COMMUNITY leaders in Dubbo have taken a projected five-year delay in the launch of the Cobbora coal mine on the chin, insisting the city can stand on its own two feet.
Mayor Mathew Dickerson and Dubbo Chamber of Commerce and Industry president Sandy Dunshea yesterday expressed disappointment the state government project was on the backburner because of a "potential loss" to NSW taxpayers of $1.5 billion to take it to production.
But they have testified to the city's capabilities and resourcefulness, with or without a new mine on the horizon.
Cr Dickerson, briefed by Dubbo MP Troy Grant yesterday morning, released a statement at lunchtime that "reassured residents and investors" the city's economy would continue to "thrive" despite development delays at the mine that's yet to be built.
He said Dubbo could expect continued and steady economic growth, before harking back to the remarks of visitors.
"Visiting property investment specialist Margaret Lomas recently pointed out that Dubbo is continuing to grow and thrive, even without the presence of major mining operations in close proximity," Cr Dickerson said.
"Earlier this year, renowned demographer Bernard Salt highlighted that Dubbo's long-time position as a major transport, retail and service centre has seen it outperform many other regional areas in terms of both population growth and economic development."
The mayor said Dubbo's economy boasted 16 different industries and any new project should be viewed as "adding to the city's growth, rather than sustaining it".
Cr Dickerson reported that the city was already engaged with the mining industry at a commercial level.
"Local businesses have already been tapping into opportunities presented by the three operational mines that lie within a 100-kilometre radius of the city and the further nine mines in operation throughout the catchment region, such as those at Cobar, Parkes and Mudgee," he said.
The mayor said the potential economic injection from Cobbora coal mine would "most certainly be welcome" when the project was approved.
“In the meantime, Dubbo City Council and its economic development branch remain focused on pursuing sustainable business growth through business retention, expansion, investment and attraction activities,” he said.
The mayor promised that the council would continue to work closely with the NSW government and lobby for improved services and business opportunities for Dubbo.
Mr Dunshea told the Daily Liberal of the chamber’s alarm at hearing that the mine would not be developed in the short term.
“We are bitterly disappointed at the decision to put the project on hold for up to five years,” he said.
“But we know that the people of Dubbo are resilient and will move on.”
Mr Dunshea said Treasurer Mike Baird’s warning of a looming financial disaster had made the government’s stance easier to accept.
“We don’t want an impost or blowout of $1.5 billion to the state government,” the chamber president said.
“Unfortunately, it was a decision that had to be made.”
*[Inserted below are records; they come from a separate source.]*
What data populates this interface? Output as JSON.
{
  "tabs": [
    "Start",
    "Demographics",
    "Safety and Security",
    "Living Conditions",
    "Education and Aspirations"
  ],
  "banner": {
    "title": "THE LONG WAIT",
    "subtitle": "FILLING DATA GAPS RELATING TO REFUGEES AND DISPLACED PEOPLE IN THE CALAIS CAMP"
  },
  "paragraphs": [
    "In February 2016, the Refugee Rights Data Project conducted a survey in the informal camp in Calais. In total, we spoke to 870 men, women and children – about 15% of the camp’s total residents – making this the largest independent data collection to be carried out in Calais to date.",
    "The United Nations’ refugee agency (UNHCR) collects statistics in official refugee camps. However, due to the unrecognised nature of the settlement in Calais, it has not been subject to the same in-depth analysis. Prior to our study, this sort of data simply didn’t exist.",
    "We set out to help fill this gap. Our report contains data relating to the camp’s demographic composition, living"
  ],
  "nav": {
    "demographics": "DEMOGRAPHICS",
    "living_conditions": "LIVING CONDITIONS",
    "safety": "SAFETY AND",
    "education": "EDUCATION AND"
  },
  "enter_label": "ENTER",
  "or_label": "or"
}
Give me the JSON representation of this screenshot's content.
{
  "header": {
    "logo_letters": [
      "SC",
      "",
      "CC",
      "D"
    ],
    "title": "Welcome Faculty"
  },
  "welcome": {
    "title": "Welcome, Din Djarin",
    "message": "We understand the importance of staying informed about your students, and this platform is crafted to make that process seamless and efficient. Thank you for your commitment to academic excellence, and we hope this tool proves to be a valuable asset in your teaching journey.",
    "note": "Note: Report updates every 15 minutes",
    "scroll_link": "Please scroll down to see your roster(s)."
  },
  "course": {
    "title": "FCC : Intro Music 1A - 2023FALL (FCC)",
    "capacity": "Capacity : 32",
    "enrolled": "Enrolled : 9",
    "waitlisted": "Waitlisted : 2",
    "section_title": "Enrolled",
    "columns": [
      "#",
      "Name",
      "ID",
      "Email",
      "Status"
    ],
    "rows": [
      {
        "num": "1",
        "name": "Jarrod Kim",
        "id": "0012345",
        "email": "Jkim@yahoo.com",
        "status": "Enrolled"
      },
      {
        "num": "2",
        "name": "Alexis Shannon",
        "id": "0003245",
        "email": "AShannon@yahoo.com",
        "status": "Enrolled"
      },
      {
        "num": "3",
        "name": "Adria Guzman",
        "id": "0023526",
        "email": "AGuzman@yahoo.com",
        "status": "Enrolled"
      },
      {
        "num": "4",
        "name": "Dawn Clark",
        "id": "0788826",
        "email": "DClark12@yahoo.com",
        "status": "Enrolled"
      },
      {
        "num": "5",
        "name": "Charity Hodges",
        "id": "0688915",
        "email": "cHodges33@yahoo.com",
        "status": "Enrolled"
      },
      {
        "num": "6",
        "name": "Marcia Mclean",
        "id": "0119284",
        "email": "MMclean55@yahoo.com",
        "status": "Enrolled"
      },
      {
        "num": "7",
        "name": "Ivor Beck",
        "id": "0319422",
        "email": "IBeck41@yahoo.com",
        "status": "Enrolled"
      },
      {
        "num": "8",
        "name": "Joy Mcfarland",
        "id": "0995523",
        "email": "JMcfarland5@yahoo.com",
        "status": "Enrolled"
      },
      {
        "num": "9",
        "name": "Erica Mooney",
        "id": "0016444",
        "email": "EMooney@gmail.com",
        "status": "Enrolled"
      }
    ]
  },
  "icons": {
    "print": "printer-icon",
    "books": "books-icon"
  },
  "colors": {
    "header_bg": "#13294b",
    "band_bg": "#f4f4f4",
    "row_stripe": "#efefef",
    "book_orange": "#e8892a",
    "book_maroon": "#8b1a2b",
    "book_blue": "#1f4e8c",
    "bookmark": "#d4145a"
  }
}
Dubbo MP Troy Grant reiterated yesterday his disappointment at the turn of events and a commitment to organise a meeting with key stakeholders in Dubbo to provide a “full explanation” and answer questions.
Earlier this week Mr Baird advised of investigations into alternative sources of coal to meet a contractual obligation made by the former state government for the Cobbora mine to supply coal to power generators by the start of 2015/2016.
“The Labor government’s decision to invest in a coal mine created significant risks and massive liabilities for the state,” he said.
“Indeed the expert advisors put the potential loss to the state currently at about $1.5 billion for the Cobbora transaction.”
Mr Grant has told of the former government agreeing to sell “high volumes” of Cobbora coal at “low prices, and a 25 per cent downturn in coal commodity prices.
The NSW government announced this week that it would proceed with its plan to sell the state’s generators, and sell or lease the Cobbora mine development.
Mr Grant reports that the government is “still committed to the project” that he believes will be on hold for about five years.